Jinfeng Li, Yuliang Li, Xiaolan Wang, Wang-Chiew Tan
Semantic tagging, which has extensive applications in text mining, predicts whether a given piece of text conveys the meaning of a given semantic tag. The problem of semantic tagging is largely solved with supervised learning and today, deep learning models are widely perceived to be better for semantic tagging. However, there is no comprehensive study supporting the popular belief. Practitioners often have to train different types of models for each semantic tagging task to identify the best model. This process is both expensive and inefficient. We embark on a systematic study to investigate the following question: Are deep models the best performing model for all semantic tagging tasks? To answer this question, we compare deep models against “simple models” over datasets with varying characteristics. Specifically, we select three prevalent deep models (i.e. CNN, LSTM, and BERT) and two simple models (i.e. LR and SVM), and compare their performance on the semantic tagging task over 21 datasets. Results show that the size, the label ratio, and the label cleanliness of a dataset significantly impact the quality of semantic tagging. Simple models achieve similar tagging quality to deep models on large datasets, but the runtime of simple models is much shorter. Moreover, simple models can achieve better tagging quality than deep models when targeting datasets show worse label cleanliness and/or more severe imbalance.
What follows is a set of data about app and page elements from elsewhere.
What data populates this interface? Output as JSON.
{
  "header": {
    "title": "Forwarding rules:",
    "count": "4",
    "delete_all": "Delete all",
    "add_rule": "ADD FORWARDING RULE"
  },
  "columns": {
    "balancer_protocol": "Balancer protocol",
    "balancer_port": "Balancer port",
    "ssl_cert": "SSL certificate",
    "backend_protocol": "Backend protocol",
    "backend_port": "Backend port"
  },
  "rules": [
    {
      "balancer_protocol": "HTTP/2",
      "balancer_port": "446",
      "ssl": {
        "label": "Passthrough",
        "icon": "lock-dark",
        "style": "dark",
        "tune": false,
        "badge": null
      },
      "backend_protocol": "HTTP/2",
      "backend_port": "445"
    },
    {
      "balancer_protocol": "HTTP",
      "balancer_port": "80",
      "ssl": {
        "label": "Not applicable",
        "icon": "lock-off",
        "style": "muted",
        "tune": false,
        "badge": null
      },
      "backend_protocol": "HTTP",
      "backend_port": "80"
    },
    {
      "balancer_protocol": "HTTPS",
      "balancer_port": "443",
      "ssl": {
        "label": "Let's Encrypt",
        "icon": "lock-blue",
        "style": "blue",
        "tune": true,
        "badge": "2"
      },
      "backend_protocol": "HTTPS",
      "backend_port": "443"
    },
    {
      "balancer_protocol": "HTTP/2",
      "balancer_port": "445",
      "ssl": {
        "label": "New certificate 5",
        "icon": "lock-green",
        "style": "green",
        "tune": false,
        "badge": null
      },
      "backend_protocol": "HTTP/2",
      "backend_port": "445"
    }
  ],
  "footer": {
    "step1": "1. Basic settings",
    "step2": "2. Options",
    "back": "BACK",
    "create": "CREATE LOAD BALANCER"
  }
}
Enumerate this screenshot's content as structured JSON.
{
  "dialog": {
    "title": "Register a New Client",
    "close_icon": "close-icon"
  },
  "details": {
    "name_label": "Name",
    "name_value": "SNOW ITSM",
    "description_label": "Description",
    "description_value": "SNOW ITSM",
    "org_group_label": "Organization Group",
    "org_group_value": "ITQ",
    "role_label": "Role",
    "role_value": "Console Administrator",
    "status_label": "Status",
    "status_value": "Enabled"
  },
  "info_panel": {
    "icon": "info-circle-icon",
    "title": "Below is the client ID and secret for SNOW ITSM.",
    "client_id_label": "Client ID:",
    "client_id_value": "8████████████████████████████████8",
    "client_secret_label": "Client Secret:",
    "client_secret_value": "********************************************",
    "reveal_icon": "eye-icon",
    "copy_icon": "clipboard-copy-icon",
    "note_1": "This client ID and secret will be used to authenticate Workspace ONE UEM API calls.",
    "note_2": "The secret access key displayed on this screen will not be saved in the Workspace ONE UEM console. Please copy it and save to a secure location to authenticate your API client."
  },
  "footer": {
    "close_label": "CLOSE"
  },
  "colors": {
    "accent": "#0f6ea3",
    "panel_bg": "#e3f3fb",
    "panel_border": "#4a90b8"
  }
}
Based on these findings, our study can systematically guide practitioners in selecting the right learning model for their semantic tagging task.